### What to produce
Return every line of the data that contains the string "handle".

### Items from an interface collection
________________________________________
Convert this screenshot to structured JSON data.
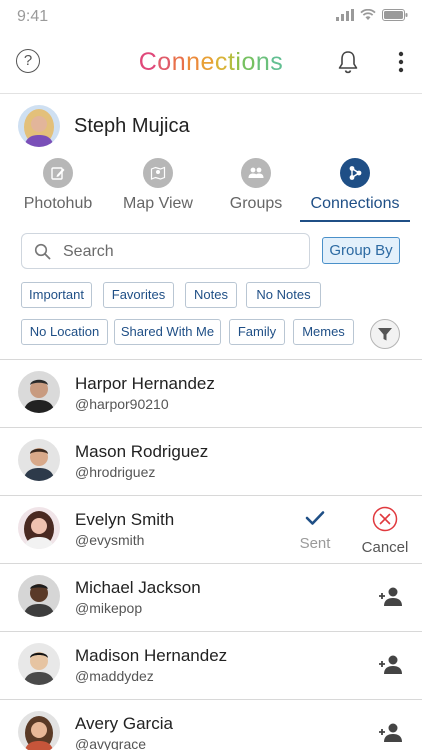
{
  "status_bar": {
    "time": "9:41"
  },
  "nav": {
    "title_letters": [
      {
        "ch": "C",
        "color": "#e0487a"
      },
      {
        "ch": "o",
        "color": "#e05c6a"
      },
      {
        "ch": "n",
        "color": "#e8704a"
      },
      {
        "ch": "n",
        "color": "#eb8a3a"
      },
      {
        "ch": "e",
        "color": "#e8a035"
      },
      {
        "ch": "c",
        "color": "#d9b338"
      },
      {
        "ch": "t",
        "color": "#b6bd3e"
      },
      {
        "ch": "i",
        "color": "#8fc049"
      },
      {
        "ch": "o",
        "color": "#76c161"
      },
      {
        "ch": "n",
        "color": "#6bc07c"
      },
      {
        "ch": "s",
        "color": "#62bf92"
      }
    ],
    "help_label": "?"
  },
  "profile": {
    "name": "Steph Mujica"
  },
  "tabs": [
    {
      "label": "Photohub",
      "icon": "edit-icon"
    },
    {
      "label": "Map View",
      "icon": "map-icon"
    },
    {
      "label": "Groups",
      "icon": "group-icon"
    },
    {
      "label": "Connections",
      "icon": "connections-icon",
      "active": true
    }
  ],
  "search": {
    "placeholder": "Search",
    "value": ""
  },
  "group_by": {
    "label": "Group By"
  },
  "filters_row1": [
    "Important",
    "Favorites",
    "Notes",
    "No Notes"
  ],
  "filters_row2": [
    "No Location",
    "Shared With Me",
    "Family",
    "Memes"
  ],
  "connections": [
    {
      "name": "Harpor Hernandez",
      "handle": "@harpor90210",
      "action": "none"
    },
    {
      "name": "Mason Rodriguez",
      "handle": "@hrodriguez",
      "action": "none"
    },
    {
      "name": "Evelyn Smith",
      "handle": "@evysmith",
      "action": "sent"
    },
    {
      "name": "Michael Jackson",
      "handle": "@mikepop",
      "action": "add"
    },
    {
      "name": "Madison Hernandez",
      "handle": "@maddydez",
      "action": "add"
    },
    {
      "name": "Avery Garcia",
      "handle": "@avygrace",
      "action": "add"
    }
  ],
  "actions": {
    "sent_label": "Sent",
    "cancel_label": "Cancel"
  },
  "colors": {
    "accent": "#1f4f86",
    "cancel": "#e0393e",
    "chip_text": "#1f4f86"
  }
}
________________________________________
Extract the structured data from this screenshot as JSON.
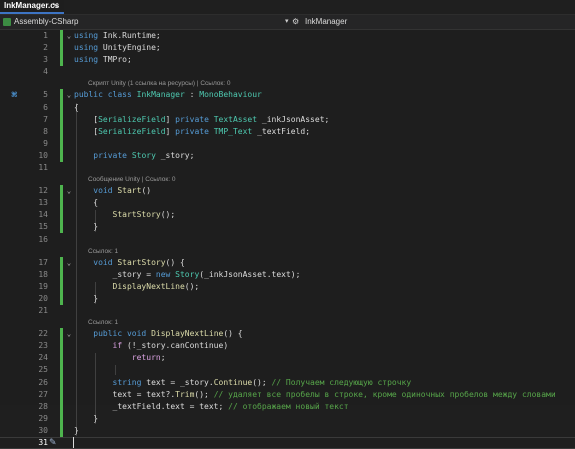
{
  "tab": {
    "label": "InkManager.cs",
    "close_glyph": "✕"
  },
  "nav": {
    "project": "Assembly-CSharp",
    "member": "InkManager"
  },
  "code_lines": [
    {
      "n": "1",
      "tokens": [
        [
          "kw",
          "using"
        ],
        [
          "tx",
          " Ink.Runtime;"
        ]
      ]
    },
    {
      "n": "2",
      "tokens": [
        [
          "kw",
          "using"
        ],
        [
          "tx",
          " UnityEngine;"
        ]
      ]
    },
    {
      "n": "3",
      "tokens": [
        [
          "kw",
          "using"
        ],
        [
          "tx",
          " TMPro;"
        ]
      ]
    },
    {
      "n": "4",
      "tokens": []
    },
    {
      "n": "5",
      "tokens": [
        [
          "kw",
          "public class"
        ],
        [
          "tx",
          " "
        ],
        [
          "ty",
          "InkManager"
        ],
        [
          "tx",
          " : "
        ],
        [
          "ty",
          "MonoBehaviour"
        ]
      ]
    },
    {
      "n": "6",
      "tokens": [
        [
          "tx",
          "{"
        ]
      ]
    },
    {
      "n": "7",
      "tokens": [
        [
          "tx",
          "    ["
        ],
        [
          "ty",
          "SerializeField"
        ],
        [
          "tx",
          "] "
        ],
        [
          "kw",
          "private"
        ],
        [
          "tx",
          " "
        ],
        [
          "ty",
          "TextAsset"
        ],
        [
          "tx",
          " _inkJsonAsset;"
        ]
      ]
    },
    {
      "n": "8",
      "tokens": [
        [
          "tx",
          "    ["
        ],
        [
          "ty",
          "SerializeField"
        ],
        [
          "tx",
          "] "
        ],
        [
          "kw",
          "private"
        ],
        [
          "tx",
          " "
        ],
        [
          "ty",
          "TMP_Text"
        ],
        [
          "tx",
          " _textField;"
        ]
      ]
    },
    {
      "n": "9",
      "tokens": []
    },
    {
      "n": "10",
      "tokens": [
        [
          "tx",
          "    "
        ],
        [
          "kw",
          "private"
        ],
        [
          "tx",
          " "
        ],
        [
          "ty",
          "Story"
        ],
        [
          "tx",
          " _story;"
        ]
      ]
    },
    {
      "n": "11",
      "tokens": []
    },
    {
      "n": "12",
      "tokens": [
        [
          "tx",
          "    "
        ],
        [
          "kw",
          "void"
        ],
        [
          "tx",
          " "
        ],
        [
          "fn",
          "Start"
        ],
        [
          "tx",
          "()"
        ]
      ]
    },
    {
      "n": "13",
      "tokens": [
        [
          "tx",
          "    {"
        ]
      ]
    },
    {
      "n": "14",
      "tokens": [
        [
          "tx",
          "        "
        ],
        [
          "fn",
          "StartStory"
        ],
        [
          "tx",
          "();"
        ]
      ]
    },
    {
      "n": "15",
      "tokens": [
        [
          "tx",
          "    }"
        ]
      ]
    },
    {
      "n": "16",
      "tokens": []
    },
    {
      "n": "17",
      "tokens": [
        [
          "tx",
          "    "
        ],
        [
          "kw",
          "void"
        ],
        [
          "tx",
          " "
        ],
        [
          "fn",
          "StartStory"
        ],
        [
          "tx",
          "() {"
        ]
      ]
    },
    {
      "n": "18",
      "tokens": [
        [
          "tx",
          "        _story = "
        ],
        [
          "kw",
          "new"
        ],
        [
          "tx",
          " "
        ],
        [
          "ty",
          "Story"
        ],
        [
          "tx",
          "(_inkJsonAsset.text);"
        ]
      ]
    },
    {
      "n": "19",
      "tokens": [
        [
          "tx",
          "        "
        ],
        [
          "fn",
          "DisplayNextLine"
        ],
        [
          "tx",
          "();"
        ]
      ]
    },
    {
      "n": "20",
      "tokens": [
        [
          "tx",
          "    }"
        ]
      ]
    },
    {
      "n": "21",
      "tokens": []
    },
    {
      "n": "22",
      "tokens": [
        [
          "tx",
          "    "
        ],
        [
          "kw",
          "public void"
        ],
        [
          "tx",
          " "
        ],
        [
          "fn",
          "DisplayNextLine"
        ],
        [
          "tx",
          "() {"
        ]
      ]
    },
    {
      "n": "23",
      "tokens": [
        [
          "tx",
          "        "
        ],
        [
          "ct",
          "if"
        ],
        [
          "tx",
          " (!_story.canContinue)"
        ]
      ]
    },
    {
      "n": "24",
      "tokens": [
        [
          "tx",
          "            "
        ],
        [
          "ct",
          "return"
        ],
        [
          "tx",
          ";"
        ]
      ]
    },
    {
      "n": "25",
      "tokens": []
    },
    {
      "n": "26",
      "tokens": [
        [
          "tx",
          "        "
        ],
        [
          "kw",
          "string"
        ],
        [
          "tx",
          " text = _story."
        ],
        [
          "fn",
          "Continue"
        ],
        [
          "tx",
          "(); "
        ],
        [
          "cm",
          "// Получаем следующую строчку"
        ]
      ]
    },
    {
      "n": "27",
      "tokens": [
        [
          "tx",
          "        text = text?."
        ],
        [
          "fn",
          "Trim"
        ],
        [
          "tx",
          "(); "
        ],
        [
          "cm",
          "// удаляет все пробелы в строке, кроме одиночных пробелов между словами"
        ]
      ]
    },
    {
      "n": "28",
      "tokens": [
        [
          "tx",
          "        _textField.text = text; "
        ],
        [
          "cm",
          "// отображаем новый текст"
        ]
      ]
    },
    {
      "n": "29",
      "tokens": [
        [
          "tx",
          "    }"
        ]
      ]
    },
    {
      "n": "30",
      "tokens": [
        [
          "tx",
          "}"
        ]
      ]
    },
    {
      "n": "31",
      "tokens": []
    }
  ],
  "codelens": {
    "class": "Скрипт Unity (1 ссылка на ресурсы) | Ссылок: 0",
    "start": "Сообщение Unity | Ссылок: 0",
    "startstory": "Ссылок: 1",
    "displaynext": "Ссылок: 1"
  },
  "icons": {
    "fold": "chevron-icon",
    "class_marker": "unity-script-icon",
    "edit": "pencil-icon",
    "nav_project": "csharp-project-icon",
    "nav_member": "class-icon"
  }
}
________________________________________
### Solution to the problem
      "handle": "@harpor90210",
      "handle": "@hrodriguez",
      "handle": "@evysmith",
      "handle": "@mikepop",
      "handle": "@maddydez",
      "handle": "@avygrace",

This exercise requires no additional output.